You don't really need a leash for this, but it's probably in the top ten techniques for excitement. While it's most usual for bass, the system works for stripers, big fall brown trout, muskies, various saltwater fish and, if you can find a small enough lure, even the odd crappie.
Perhaps the nicest aspect of the system is the involvement. The lure, a floating plug called, at least by "bass bashers," a stick bait, has no real action and lacks the wiggling scoop and other oddments usual on plugs.
The system requires a nice cast to cover - pads, sunken logs, reef edges or moor. Then it's tighten up the line and give the plug a short jerk as you start to reel. As a rule, your rod tip is held down when you're casting from bank or boat so the lure won't hop out of the water.
As you continue to slowly reel you simply switch your rod tip back and forth and the plug should dart from side to side. This works wonderfully well at times.
The best times to use this system seem to be early and late in the day when fish are closer to the surface.

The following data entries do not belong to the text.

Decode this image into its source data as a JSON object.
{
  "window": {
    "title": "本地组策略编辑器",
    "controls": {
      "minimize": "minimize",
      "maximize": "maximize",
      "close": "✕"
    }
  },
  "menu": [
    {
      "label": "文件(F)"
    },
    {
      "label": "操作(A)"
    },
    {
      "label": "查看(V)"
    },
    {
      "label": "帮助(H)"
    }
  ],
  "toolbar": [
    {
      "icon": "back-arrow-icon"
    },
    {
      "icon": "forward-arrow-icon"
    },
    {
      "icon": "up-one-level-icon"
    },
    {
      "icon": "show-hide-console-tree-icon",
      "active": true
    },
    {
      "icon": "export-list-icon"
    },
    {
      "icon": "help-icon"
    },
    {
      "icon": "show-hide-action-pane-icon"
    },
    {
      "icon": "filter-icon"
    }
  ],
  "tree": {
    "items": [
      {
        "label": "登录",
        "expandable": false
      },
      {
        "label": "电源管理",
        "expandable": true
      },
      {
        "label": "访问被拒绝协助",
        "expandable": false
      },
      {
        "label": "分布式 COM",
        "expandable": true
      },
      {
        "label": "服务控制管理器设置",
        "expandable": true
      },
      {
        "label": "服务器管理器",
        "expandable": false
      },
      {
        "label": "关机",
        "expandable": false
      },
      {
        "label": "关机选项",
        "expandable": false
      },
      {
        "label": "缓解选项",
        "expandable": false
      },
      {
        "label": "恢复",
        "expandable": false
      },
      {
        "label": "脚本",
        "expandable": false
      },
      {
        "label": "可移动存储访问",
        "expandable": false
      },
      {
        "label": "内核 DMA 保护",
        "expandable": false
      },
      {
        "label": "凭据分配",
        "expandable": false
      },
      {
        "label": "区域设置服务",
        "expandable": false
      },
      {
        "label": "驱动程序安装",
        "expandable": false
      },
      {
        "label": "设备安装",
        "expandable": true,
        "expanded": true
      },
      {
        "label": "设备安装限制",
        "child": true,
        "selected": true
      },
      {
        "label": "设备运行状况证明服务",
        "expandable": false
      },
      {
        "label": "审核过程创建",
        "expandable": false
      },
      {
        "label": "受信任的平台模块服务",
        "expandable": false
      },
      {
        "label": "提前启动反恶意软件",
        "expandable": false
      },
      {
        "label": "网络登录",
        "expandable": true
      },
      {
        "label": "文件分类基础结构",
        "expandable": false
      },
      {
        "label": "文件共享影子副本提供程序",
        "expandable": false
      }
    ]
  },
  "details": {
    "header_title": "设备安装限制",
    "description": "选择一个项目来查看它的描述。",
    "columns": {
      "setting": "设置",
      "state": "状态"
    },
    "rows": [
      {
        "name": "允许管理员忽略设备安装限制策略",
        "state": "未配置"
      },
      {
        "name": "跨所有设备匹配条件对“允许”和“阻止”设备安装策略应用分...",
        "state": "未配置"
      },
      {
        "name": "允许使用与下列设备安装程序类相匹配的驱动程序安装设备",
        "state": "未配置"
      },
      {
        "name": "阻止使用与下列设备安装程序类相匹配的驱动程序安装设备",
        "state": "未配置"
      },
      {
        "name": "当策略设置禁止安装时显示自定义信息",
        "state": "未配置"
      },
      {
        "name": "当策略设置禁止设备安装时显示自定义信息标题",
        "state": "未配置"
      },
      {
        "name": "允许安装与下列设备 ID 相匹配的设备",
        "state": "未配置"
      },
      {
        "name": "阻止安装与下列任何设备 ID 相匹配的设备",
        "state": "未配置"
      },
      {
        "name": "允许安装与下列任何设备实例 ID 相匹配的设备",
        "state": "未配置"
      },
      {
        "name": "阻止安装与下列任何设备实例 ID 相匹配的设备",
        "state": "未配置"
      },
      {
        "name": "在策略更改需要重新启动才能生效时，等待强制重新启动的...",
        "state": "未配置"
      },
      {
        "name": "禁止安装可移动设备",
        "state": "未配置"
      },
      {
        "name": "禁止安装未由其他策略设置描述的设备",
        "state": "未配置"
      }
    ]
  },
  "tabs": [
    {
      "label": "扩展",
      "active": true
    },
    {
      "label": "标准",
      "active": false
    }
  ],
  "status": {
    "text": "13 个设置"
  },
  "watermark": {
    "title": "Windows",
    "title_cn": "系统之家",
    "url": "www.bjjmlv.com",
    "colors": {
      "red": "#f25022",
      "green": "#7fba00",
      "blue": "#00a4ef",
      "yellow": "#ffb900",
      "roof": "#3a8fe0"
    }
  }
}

The system also works well when you have fish attaching bait on top, although at such times I favor a spoon that can be dropped below the action to pick up larger-than-average fish.
Last year, while musky fishing in Wisconsin, I learned a lot more than I expected about rod lengths and their relationship to angler height and boat freeboard. What you want is a rod that's just long enough to almost reach the surface. This makes the traditional "lazy eight" sweeps at the end of the cast work easily.
A number of lures work for this method. I'm particularly fond of smaller lures for more action. L&S Bait has a new "Top Dog Surface Walker" that looks nice. However, my favorite lure for twenty years is the Rebel "Jumpin' Minnow."
Finishes should match the typical baitfish. In my area silver scale or a rainbow trout finish seems the best bet. When we lived in striped bass country I favored a traditional red head, white body plug.
I suspect I've caught 30 or 40 different freshwater and saltwater species with the system, but its virtues are the enjoyment you get from cast and switch motion that's reflected by the side-to-side dart of the lures.
The most exciting aspects of this are the massive swirls you get when fish slash at the lure and miss. The usual reaction to this is a big jerk - aside from the one holding the rod - and a lure flying back into the angler's face. The best method is to simply continue the switching until you feel a fish and then set the hook.